There are a lot of optimizers at the INFORMS meeting, so I suppose it should not be surprising that difficult problems get solved here. Nonetheless, I have seen a few results I would not have anticipated.
- The shortest path problem is well known to be easy, but I thought the longest path problem was NP-hard(ish). Yet my feet solved longest path problems every time I went to a session.
- One can reasonably approximate the volume of space occupied by a human with a cylinder. Sphere packing problems can be tricky, but at the WORMS networking event we easily found a maximal solution to the cylinder packing problem, using the attendee swarm metaheuristic. (This is a nature-inspired algorithm based on the innate ability of conference attendees to locate free food and beverages.)

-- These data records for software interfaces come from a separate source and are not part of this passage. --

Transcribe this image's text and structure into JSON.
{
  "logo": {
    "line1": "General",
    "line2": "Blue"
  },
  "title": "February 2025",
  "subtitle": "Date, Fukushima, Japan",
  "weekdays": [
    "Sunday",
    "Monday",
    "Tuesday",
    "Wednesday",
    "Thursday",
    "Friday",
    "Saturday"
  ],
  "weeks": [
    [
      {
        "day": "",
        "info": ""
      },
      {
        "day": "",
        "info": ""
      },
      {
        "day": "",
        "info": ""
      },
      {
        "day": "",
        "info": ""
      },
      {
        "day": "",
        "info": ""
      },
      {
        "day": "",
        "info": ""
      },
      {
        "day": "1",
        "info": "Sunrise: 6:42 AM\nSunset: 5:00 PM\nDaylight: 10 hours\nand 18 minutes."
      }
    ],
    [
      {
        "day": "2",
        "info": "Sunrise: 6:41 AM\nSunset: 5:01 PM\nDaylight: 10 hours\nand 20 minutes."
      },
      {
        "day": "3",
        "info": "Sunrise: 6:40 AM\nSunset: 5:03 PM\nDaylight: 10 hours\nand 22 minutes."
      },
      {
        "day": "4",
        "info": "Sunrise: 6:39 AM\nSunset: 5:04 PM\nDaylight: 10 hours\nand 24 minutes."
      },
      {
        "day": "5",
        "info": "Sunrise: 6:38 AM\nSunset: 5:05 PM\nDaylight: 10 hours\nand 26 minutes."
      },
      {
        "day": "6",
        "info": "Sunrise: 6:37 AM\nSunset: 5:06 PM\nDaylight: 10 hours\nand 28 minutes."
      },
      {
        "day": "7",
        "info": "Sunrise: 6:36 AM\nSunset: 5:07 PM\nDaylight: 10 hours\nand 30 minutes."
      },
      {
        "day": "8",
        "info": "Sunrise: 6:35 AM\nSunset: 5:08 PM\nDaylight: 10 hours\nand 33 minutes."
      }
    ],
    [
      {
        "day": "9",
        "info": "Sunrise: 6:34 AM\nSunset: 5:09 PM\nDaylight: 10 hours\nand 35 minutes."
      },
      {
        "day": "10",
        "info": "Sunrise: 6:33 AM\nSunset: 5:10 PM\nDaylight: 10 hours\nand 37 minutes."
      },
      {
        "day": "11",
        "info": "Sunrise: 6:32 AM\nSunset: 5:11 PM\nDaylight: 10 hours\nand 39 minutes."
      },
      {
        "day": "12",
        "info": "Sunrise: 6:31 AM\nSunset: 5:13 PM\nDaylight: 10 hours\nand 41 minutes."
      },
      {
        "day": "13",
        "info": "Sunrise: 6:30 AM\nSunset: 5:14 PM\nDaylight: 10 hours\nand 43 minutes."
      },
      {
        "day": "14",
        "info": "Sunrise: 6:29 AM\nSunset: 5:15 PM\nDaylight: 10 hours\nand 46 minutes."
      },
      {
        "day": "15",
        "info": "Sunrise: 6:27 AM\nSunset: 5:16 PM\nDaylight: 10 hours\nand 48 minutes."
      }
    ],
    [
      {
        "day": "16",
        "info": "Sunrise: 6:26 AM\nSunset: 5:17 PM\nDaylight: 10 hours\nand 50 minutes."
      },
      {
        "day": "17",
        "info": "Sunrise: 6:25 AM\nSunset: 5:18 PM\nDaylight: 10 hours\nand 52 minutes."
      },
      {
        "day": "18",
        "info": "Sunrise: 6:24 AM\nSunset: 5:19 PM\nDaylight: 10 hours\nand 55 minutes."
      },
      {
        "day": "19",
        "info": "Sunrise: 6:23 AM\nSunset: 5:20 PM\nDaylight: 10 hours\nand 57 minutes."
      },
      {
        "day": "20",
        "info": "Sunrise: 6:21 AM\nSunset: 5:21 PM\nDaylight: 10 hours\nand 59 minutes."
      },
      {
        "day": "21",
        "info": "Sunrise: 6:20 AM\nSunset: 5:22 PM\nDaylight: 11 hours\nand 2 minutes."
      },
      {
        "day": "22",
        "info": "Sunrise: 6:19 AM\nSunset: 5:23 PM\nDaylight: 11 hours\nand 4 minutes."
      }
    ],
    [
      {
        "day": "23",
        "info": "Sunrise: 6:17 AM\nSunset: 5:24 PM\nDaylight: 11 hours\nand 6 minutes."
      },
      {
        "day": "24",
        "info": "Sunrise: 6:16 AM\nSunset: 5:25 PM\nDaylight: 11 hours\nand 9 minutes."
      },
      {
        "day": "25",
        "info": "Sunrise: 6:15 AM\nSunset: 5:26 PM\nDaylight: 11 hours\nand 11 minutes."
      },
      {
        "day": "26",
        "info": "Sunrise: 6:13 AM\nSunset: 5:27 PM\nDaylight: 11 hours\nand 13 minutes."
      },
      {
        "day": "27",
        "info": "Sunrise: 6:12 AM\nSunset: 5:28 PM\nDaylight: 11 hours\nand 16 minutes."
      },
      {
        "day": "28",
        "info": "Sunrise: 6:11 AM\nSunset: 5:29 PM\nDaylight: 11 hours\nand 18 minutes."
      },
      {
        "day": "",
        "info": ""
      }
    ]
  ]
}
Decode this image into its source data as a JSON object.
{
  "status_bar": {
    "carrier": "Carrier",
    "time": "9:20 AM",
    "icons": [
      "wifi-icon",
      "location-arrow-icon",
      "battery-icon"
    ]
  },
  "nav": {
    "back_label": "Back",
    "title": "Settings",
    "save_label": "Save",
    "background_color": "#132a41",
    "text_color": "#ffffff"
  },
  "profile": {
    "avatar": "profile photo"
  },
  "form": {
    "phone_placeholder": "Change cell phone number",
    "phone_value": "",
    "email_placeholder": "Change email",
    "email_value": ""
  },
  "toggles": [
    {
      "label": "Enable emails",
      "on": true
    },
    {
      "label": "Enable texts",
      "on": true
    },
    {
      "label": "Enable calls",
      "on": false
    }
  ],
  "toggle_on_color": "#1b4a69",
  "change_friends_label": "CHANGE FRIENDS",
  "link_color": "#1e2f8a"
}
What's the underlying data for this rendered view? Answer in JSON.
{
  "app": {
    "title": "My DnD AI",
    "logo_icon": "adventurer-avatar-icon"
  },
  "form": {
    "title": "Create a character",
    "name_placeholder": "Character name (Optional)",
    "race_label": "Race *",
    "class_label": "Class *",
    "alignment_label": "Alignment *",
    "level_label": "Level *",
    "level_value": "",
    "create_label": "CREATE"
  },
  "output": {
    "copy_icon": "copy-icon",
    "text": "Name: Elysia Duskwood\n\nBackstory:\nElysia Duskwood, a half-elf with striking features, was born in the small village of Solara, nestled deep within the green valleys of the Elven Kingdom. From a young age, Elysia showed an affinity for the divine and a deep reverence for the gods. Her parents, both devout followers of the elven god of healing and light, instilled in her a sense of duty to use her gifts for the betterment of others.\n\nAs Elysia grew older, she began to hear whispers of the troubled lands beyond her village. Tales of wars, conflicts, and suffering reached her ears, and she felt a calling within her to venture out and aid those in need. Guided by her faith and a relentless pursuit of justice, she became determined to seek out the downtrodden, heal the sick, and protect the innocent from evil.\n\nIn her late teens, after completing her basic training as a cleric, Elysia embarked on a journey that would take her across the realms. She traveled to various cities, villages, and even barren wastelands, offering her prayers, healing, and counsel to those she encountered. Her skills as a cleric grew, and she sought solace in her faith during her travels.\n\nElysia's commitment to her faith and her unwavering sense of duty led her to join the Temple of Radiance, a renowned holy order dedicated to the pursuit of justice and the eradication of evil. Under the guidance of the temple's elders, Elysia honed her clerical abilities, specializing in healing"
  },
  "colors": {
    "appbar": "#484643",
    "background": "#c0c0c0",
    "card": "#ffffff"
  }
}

- In recent years, both deterministic and stochastic methods have been applied to security problems. This includes finding the best places to hide something (a terrorist cell, surveillance equipment, the “nuclear football” during the current administration) and the best order to search places. The conference venue staff has apparently found an efficient way to solve the former. During coffee services in the main exhibit hall, they placed carts at four locations, with each cart containing three coffee urns plus hot water. In the morning, decaf was reasonably readily available, but in the afternoon only one urn out of 12 had decaf. (Why decaf was in greater supply in the morning is left to the reader as an exercise.) Probability theory says that a completely random search for the lone decaf urn in the afternoon should have a negative binomial distribution. A more plausible search strategy (search carts exhaustively, but in random order) would convolute a negative binomial (number of carts needing to be searched) with a conditional distribution for the number of urns on each cart needing to be checked (a degenerate distribution if it is the wrong cart, negative binomial on the correct cart). In actuallity, though, the venue staff figured out a way to position urns such that the decaf urn is always the 12th one checked. I’m pretty sure DOD is going to be interested in their process.